======== RECORDS PROVIDED ========

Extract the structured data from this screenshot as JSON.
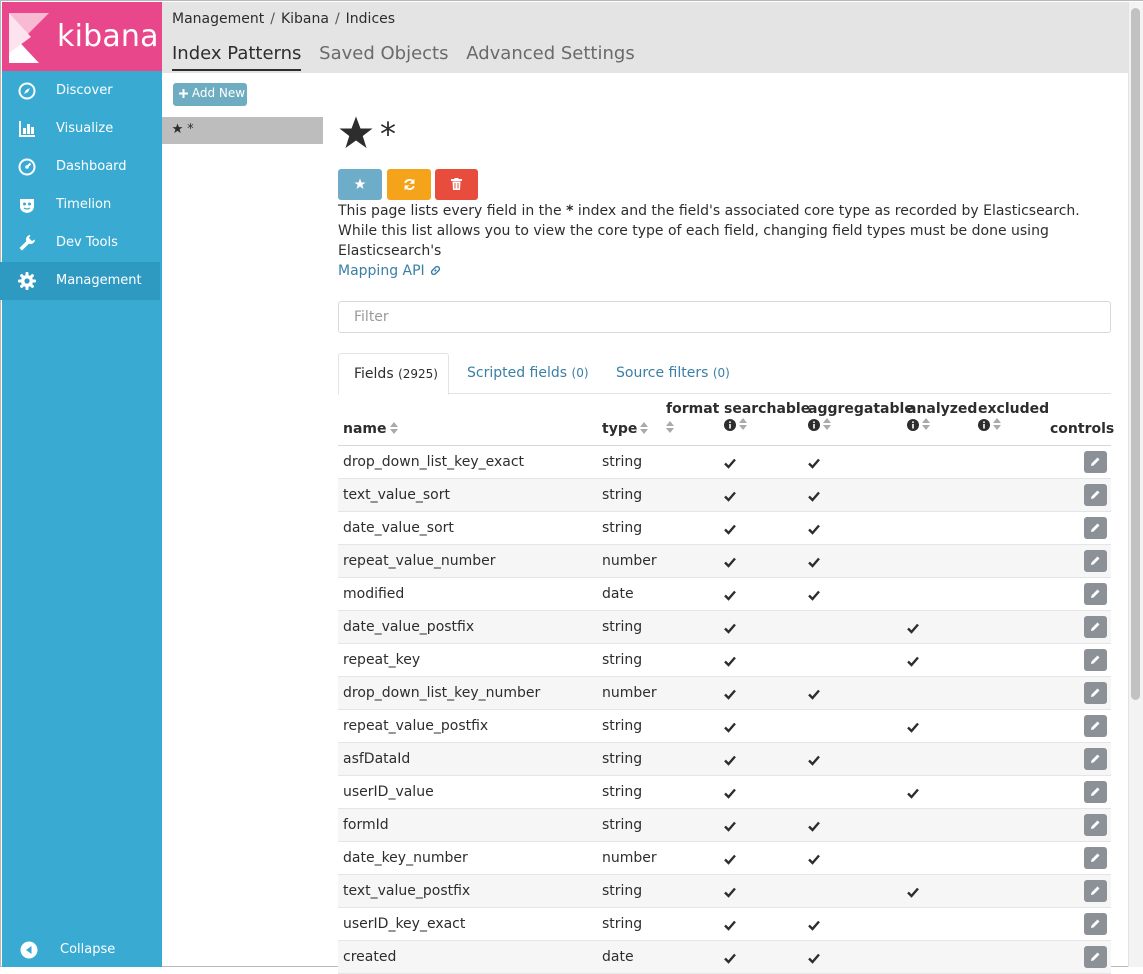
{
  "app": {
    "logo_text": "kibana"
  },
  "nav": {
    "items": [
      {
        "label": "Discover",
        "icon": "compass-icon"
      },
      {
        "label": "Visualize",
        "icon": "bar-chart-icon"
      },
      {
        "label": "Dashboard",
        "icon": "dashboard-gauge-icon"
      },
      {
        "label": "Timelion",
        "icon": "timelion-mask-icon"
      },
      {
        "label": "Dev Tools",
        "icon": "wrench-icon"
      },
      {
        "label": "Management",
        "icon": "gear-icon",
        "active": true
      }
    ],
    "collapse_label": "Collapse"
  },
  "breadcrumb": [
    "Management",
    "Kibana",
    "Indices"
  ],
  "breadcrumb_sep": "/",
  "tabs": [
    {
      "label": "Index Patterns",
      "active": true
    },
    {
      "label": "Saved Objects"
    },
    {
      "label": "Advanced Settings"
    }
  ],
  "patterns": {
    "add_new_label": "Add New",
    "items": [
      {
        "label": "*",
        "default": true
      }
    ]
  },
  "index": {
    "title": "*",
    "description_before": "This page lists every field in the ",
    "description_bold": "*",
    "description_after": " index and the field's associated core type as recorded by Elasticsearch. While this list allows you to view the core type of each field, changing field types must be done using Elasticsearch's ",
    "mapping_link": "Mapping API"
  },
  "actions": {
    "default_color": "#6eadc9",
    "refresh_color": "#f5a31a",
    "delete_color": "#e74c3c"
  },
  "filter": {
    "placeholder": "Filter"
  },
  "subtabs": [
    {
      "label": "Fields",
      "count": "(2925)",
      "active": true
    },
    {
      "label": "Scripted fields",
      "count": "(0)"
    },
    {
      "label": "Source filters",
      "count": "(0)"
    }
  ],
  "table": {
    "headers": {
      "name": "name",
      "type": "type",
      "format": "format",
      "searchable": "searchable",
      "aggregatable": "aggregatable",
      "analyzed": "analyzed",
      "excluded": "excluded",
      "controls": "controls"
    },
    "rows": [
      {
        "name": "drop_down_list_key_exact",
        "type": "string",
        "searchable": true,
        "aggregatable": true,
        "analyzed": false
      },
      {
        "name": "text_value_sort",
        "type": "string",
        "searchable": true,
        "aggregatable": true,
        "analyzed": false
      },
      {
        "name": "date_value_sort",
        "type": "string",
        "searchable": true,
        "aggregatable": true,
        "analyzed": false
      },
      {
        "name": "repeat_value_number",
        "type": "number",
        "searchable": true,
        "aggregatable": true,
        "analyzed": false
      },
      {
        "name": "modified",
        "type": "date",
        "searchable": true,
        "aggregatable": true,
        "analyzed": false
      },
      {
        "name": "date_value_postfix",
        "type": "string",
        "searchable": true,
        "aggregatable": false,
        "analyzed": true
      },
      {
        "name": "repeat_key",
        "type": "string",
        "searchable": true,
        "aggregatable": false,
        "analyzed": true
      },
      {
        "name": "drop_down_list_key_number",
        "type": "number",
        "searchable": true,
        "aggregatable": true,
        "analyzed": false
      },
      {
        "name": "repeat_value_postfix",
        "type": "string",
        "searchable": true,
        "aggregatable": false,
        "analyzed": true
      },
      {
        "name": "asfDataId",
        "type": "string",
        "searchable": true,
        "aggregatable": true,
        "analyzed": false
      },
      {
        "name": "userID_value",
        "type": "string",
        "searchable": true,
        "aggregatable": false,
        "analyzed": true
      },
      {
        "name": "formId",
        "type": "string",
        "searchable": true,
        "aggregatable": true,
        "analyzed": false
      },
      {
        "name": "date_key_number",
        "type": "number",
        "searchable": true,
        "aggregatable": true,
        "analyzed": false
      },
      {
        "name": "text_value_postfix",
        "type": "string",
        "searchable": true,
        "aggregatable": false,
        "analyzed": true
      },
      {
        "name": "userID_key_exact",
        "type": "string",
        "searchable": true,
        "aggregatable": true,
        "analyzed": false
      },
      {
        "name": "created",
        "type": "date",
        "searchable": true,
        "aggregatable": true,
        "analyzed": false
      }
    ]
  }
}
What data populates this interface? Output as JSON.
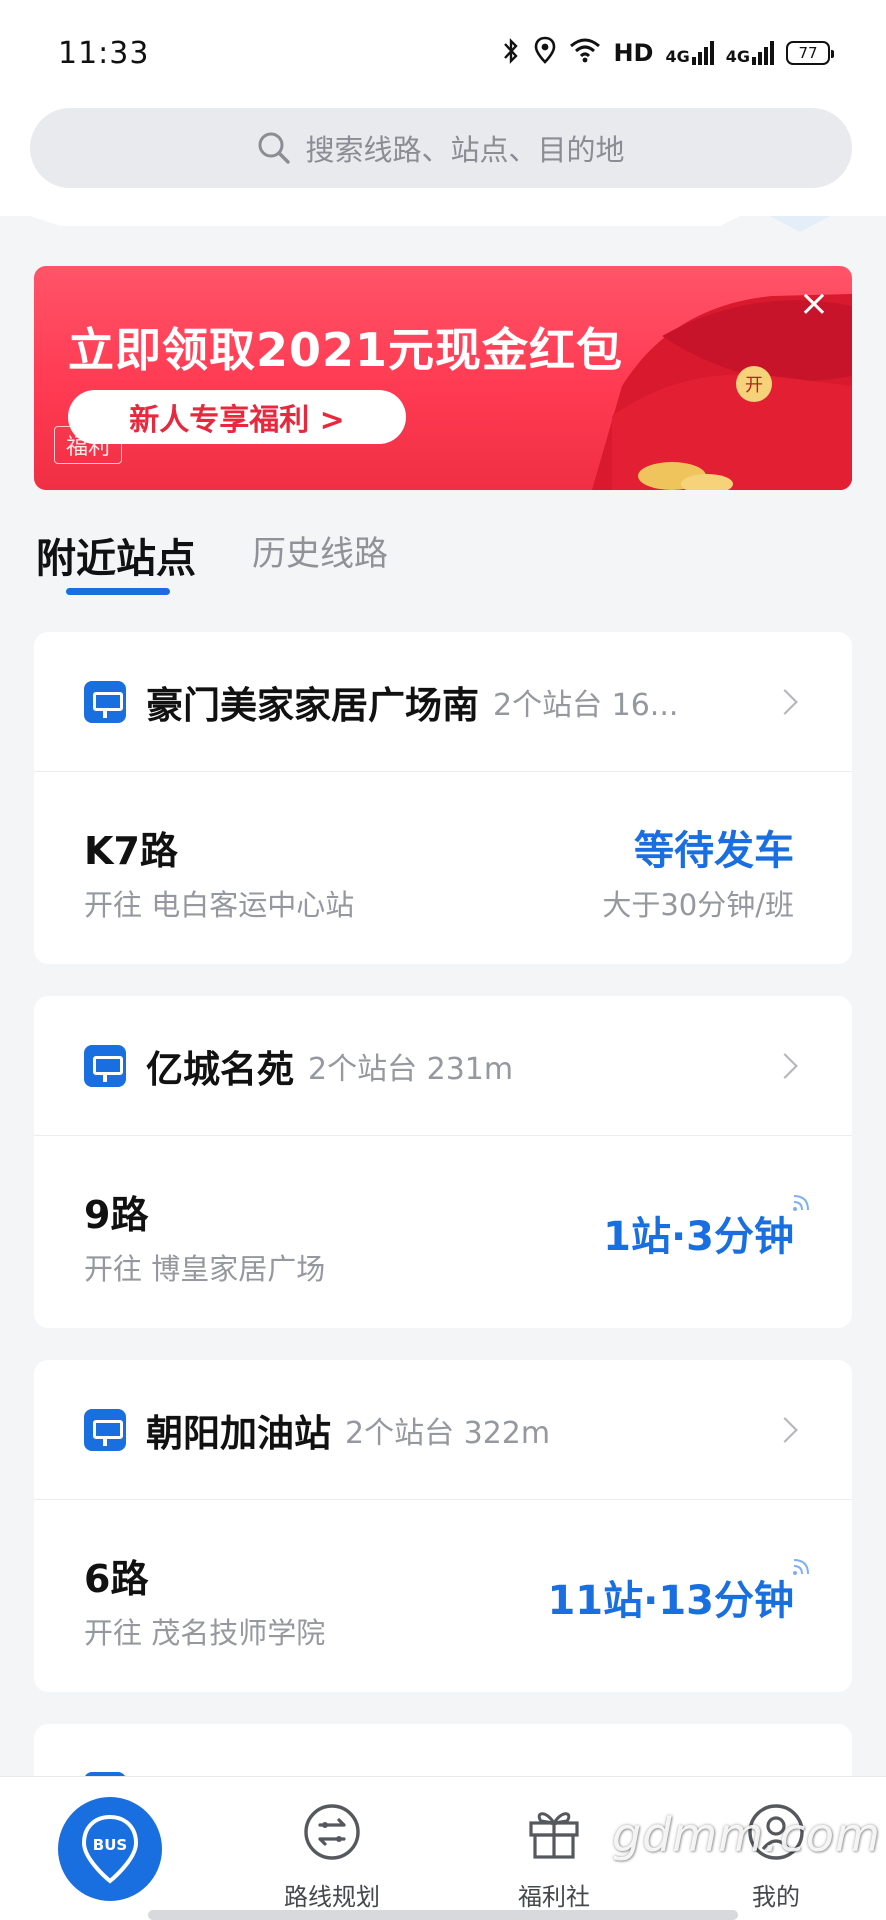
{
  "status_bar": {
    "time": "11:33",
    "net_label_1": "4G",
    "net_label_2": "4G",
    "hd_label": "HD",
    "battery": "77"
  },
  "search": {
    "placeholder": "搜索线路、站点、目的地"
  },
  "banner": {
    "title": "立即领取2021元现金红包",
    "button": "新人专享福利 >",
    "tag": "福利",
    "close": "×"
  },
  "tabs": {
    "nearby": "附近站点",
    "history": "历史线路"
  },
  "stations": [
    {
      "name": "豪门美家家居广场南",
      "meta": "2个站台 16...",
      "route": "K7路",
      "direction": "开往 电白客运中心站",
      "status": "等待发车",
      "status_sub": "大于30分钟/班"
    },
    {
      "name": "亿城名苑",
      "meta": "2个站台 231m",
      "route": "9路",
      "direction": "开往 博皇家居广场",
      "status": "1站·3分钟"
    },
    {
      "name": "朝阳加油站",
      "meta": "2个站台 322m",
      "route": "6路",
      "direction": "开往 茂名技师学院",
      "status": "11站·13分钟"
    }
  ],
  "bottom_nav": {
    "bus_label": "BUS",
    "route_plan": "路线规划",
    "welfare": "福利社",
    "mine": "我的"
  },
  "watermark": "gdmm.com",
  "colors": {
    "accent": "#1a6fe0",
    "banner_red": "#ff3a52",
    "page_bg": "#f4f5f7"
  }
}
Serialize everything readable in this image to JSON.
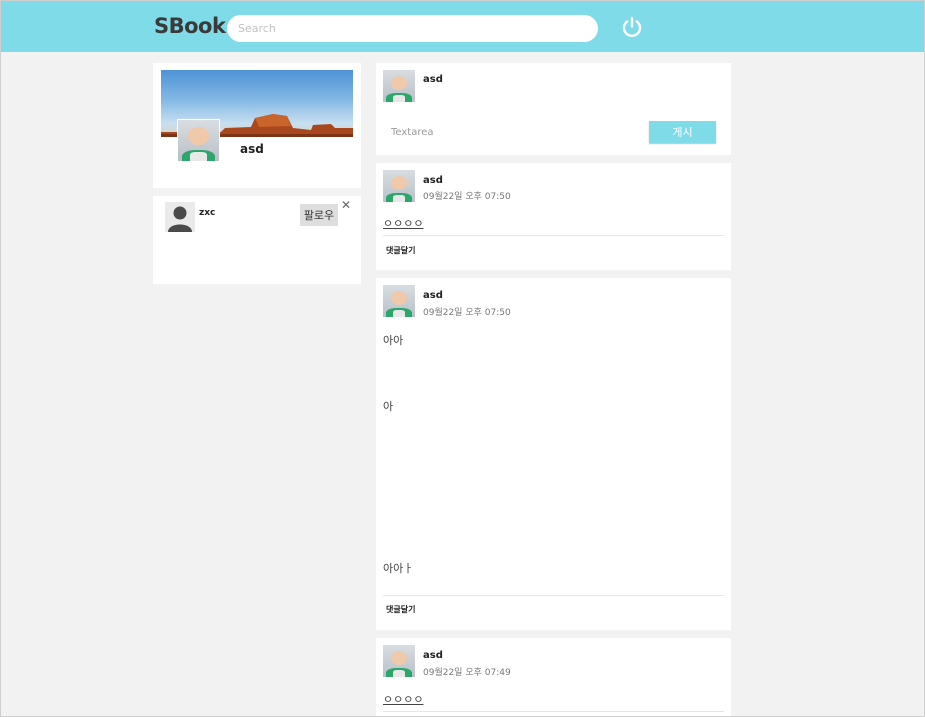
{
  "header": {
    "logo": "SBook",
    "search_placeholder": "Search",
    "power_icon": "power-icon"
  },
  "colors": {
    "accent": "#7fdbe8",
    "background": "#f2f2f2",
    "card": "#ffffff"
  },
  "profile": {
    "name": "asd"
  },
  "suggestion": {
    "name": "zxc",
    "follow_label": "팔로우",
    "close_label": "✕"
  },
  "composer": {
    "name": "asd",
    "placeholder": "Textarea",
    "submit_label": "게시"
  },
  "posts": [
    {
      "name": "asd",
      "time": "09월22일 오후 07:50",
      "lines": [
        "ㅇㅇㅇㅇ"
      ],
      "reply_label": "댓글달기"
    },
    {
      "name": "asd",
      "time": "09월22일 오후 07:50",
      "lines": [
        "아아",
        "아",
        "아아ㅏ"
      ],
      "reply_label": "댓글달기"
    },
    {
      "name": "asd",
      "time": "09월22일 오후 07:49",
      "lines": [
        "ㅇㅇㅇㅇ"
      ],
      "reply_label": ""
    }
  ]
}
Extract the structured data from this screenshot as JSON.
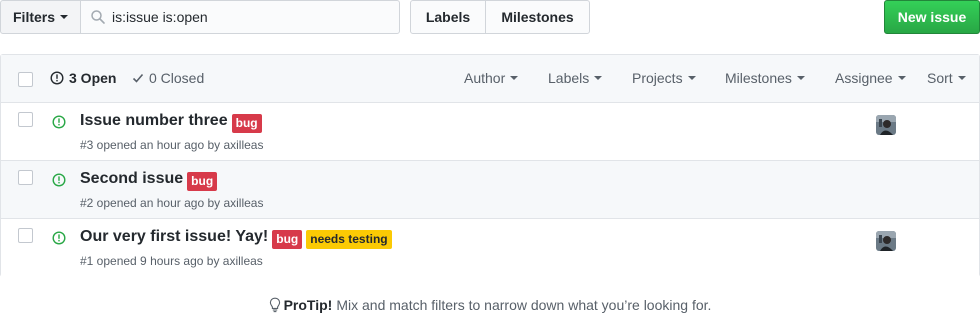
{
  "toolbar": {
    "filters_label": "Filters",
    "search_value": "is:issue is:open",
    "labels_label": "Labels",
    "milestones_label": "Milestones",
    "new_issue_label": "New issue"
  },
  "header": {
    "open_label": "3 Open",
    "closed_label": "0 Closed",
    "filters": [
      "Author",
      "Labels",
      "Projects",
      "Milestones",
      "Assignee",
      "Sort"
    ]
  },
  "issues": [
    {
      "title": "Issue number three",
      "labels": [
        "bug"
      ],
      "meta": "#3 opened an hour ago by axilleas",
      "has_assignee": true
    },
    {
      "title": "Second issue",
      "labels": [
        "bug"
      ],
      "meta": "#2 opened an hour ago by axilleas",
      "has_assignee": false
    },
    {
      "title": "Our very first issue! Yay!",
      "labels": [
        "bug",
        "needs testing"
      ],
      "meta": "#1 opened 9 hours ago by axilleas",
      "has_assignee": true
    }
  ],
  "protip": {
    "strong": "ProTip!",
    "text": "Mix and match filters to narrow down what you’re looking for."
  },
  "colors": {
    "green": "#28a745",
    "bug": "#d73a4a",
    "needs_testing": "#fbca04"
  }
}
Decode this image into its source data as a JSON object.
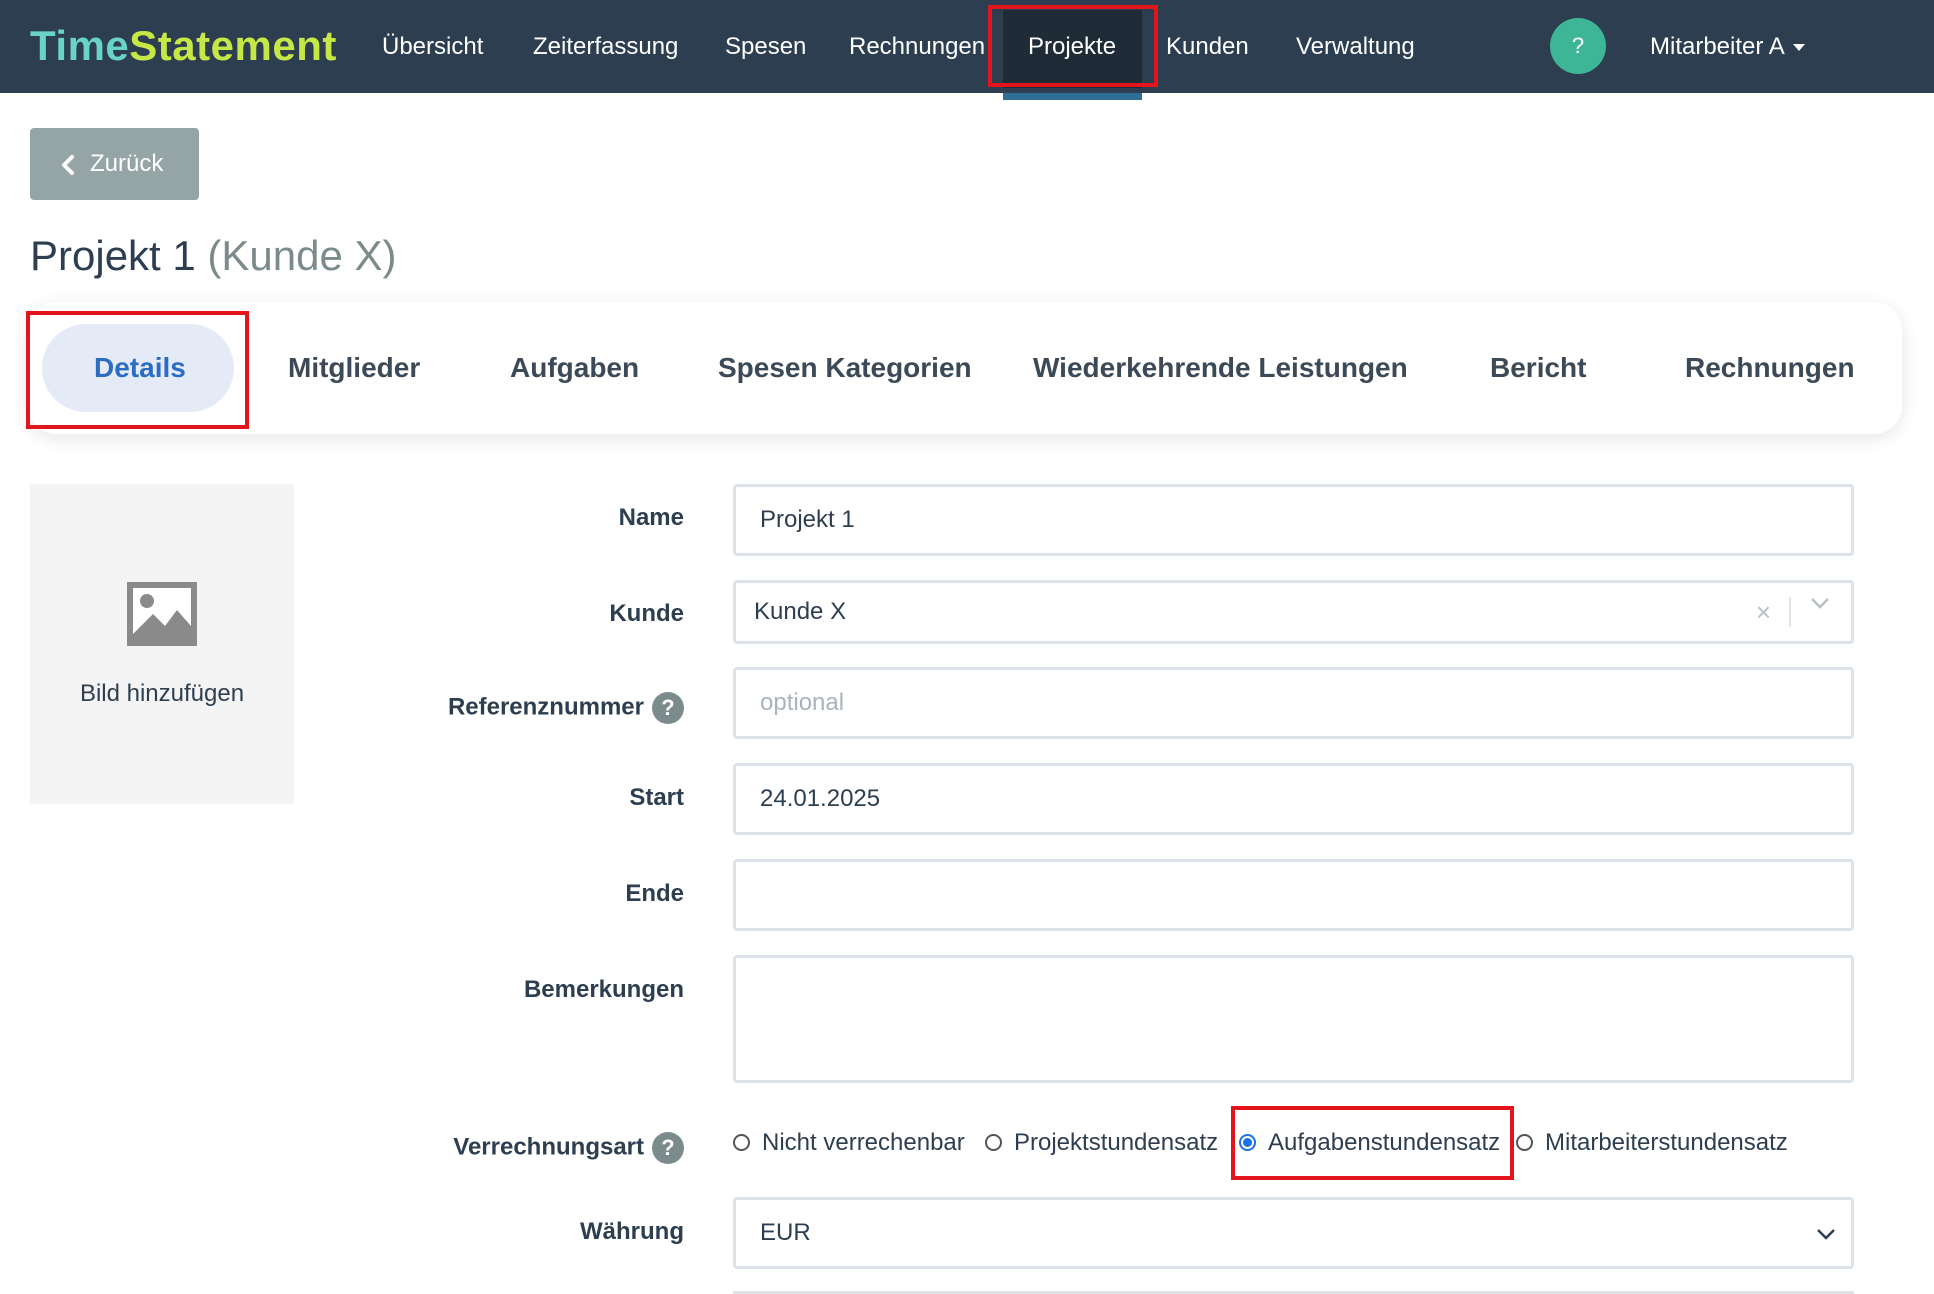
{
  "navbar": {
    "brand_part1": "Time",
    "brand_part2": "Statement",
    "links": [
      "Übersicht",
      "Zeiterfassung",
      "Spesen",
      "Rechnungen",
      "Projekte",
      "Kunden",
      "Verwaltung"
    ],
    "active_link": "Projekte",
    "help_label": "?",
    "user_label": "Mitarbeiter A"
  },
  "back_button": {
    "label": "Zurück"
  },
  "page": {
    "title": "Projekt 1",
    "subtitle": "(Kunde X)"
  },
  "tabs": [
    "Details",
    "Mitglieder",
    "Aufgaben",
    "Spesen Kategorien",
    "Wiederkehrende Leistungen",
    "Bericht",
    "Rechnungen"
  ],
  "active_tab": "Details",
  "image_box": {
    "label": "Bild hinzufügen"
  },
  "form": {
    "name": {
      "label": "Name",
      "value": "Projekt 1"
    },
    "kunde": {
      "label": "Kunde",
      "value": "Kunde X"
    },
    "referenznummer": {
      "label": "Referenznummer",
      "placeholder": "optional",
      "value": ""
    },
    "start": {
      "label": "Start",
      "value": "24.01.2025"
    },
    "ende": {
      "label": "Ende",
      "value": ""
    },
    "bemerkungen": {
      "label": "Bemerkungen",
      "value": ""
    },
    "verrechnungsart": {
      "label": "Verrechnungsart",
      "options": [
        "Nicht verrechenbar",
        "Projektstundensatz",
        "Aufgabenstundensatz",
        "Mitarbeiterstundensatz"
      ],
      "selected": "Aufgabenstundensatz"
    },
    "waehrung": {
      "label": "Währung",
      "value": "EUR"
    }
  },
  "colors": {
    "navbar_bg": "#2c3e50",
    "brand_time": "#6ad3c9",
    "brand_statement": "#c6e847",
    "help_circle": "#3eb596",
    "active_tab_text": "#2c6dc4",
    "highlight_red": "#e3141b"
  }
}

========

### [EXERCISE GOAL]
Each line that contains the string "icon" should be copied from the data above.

### [SOLUTION FOR THIS TASK]
        "icon": "compass-icon"
        "icon": "bar-chart-icon"
        "icon": "dashboard-gauge-icon"
        "icon": "timelion-mask-icon"
        "icon": "wrench-icon"
        "icon": "gear-icon",
    "power_icon": "power-icon"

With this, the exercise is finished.